[Action item] Within the records below, find each line that holds the string "icon", then copy it.

[Given data]

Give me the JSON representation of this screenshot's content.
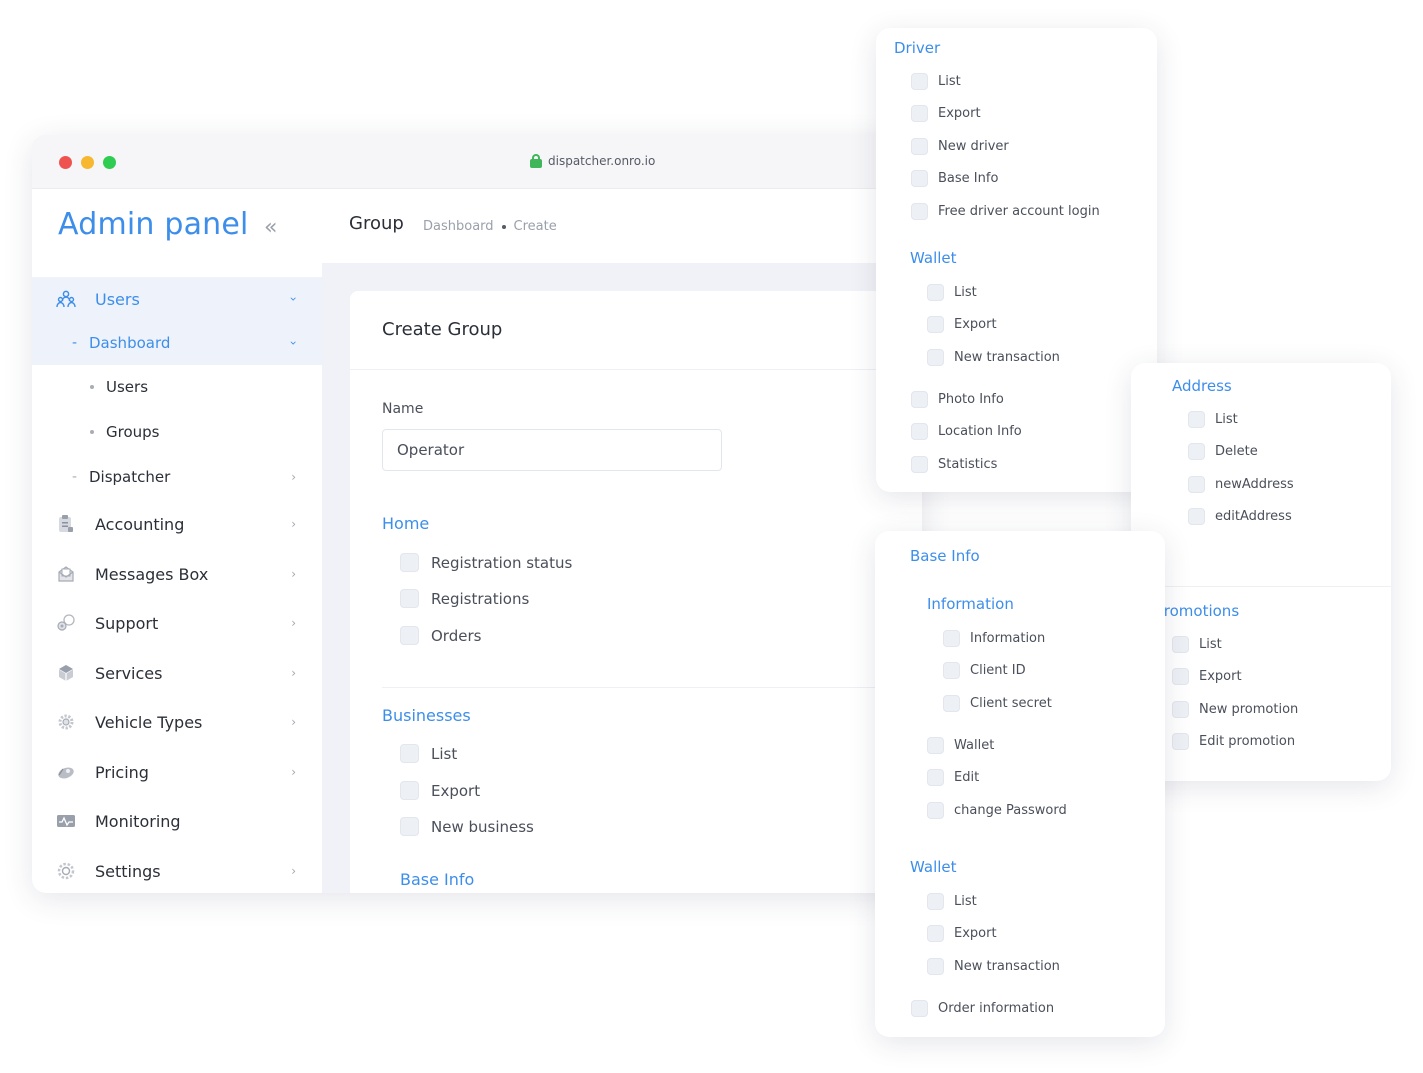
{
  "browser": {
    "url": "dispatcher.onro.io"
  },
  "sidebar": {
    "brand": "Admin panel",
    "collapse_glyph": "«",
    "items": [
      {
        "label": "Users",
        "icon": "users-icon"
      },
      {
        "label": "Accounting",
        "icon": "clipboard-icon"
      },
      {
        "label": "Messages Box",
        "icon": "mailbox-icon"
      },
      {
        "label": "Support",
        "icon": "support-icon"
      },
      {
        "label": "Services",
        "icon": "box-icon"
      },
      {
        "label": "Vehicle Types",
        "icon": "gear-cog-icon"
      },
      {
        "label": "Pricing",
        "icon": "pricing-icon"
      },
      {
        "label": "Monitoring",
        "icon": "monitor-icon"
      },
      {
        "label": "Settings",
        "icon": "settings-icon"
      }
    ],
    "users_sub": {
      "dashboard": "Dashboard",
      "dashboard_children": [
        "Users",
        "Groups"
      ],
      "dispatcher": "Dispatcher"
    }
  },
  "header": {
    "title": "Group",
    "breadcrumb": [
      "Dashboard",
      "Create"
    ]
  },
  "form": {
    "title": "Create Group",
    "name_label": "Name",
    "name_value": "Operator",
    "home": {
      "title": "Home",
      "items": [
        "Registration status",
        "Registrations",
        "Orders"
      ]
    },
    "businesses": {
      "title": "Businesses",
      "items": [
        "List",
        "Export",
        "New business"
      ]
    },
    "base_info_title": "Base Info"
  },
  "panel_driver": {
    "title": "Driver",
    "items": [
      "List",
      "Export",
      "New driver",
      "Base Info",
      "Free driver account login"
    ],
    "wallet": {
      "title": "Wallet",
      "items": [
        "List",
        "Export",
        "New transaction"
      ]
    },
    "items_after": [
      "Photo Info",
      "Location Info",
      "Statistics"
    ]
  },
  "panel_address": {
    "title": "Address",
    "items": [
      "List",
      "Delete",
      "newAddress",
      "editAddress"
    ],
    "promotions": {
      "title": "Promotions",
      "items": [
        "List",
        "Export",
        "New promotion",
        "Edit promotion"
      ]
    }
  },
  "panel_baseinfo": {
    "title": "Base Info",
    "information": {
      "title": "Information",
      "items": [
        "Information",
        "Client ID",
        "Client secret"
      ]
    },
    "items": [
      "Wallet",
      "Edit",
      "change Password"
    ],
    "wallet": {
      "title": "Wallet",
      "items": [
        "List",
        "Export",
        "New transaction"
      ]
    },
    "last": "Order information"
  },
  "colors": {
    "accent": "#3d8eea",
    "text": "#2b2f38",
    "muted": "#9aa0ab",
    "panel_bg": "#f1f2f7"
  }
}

[Solution to this exercise]
        "icon": "users-icon"
        "icon": "clipboard-icon"
        "icon": "mailbox-icon"
        "icon": "support-icon"
        "icon": "box-icon"
        "icon": "gear-cog-icon"
        "icon": "pricing-icon"
        "icon": "monitor-icon"
        "icon": "settings-icon"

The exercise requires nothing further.